|Presidial Company, Béxar||413|
|Mission San Juan Capistrano||74|
|Mission San Antonio de Valero||121|
|Settlement of La Bahia||399|
|Presidial Company of La Bahia||301|
|Missions around La Bahia||224|
|Mission San Francisco de la Espada||107|
|Settlement of Béxar||1,177|
|TOTAL||3,605||5,000 (estimated)||2,500 (estimated)|
By the 1780s, populations in Spanish Texas began to realign and redistribute into three main clusters—Béxar, La Bahia, and Nacogdoches. As these centers blossomed, Spanish missions declined. Their shrinking populations of Indians left few hands to perform the agricultural labor required to sustain the enterprises. Spanish officials ordered them partially secularized with their lands either passing into private hands or to the local parishes.

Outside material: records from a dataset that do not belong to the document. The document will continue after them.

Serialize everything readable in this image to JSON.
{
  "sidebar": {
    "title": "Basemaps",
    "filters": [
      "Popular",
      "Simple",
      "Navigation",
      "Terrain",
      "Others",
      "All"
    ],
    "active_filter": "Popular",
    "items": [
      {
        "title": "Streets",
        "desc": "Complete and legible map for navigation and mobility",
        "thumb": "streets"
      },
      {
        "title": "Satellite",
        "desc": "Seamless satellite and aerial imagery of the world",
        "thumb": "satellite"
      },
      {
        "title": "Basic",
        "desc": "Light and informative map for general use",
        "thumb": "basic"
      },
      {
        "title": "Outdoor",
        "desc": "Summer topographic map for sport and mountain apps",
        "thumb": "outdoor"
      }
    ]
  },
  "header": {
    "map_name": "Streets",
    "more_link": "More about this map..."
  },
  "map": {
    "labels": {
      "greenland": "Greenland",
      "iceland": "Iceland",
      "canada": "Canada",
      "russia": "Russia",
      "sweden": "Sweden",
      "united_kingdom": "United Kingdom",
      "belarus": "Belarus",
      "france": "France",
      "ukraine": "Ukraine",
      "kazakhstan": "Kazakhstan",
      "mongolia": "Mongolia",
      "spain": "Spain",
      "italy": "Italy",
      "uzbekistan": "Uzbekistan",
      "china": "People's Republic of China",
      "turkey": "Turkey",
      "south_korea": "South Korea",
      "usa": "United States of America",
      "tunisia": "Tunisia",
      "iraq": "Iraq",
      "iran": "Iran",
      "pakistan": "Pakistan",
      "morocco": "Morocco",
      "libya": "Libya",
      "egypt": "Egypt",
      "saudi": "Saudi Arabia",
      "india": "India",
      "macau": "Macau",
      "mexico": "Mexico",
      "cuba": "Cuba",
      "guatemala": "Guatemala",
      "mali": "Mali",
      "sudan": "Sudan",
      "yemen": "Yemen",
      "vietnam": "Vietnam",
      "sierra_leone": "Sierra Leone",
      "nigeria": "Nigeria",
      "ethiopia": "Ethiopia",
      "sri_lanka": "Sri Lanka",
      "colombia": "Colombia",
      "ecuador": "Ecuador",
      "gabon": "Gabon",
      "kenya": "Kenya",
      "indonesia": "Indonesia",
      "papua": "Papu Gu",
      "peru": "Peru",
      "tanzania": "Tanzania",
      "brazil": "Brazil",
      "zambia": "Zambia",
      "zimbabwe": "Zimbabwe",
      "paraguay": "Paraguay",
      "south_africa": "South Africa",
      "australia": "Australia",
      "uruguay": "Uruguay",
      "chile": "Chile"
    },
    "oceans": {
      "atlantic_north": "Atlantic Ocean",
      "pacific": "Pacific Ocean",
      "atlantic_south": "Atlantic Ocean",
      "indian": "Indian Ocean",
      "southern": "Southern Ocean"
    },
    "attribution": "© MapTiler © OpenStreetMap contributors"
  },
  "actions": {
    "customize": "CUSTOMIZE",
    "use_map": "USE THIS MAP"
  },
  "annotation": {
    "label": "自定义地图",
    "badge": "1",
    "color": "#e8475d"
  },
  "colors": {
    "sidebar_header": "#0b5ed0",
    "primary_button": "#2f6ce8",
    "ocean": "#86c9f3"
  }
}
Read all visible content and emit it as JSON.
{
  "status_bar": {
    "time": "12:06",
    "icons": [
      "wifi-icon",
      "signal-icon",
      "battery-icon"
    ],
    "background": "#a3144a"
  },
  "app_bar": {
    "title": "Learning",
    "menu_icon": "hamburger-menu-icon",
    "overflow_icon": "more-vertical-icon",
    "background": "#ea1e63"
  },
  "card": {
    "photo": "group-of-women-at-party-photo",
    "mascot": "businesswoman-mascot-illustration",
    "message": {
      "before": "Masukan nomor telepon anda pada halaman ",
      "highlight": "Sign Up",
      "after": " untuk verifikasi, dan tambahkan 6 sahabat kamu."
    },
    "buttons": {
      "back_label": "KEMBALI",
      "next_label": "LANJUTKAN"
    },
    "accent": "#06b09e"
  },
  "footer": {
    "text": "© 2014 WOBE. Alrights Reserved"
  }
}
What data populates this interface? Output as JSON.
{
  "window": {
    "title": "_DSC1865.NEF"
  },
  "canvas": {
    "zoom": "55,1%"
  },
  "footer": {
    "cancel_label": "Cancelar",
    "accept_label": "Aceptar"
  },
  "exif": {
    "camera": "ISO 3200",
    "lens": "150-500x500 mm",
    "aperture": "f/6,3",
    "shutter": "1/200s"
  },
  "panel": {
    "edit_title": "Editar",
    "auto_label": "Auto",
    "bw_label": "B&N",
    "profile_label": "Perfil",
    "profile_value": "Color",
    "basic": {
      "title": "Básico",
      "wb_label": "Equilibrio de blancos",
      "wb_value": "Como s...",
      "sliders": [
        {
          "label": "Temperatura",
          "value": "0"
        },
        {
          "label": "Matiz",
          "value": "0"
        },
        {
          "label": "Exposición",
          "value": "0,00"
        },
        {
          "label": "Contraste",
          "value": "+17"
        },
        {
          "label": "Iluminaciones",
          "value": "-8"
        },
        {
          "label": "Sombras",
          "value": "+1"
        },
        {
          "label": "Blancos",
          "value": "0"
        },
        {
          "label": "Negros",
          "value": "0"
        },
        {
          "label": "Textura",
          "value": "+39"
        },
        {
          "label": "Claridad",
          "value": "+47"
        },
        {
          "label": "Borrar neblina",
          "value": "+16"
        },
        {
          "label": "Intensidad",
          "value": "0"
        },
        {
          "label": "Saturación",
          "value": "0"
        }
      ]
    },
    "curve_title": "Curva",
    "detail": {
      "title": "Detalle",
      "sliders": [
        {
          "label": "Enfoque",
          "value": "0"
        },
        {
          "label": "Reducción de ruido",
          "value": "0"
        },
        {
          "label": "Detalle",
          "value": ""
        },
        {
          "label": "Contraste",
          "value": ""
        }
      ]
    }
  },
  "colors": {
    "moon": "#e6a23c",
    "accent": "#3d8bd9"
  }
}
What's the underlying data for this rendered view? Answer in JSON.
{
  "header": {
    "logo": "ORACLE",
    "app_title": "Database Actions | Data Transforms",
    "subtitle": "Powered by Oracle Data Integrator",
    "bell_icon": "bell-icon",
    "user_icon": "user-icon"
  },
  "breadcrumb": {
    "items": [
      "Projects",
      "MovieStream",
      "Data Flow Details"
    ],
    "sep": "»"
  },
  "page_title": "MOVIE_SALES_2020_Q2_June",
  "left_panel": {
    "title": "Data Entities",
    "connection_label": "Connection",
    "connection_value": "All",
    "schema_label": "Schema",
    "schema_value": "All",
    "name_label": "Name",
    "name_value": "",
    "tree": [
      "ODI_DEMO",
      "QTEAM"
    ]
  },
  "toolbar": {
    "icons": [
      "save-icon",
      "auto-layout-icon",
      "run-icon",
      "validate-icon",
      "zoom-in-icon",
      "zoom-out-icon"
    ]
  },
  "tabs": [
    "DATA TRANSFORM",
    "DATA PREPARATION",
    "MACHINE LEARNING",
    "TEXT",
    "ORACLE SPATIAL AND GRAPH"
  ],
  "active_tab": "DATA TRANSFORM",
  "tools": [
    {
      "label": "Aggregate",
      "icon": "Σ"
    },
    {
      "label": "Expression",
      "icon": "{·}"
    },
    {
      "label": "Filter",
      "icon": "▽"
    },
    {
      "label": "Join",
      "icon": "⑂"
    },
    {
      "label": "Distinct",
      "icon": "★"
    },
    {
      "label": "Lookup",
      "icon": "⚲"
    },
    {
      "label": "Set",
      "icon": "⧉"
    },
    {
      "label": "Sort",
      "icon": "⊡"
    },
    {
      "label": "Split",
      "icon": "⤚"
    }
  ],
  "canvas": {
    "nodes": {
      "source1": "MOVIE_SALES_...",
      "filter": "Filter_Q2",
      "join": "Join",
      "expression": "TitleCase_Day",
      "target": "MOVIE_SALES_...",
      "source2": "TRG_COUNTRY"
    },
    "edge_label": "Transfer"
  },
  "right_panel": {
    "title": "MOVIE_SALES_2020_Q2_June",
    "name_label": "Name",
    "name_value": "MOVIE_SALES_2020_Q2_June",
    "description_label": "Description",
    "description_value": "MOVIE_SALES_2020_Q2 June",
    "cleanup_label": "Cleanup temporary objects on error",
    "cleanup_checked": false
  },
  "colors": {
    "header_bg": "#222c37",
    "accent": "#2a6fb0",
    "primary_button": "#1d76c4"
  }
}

Surprisingly, raising livestock restricted population growth in Texas. Horses and cattle, in demand in the Rio Grande settlements and among the military posts in northern Mexico, drew the attention of Spanish treasury officials who tried desperately to gain tax revenues from these enterprises with little success. Some went so far as to blame the decline of the missions in Texas to the explosion of illicit cattle operations. These officials argued that unbranded mission herds wandered onto the open range where they were rounded up and branded by Tejano ranchers. Mission Indians, too, often left to work cattle away from the padres.
Eventually the Spanish rules relaxed, but stock raising was not as intensive as crop work and did not require a steady stream of immigrants to sustain it. In the roundup of 1787, vaqueros gathered up more than 7,000 head of cattle around Béxar and La Bahia. By the 1790s, this number had exploded to nearly ten times that number along with tens of thousands of horses. Cattle drives into Mexico and into the Opelousas country of Louisiana depleted these herds but laid the foundation for impressive Tejano ranching empires.
The Mexican War for Independence, however, devastated the population of Texas and largely ruined the early Texas ranching industry. Even so, Texas would clearly be cattle country in the future.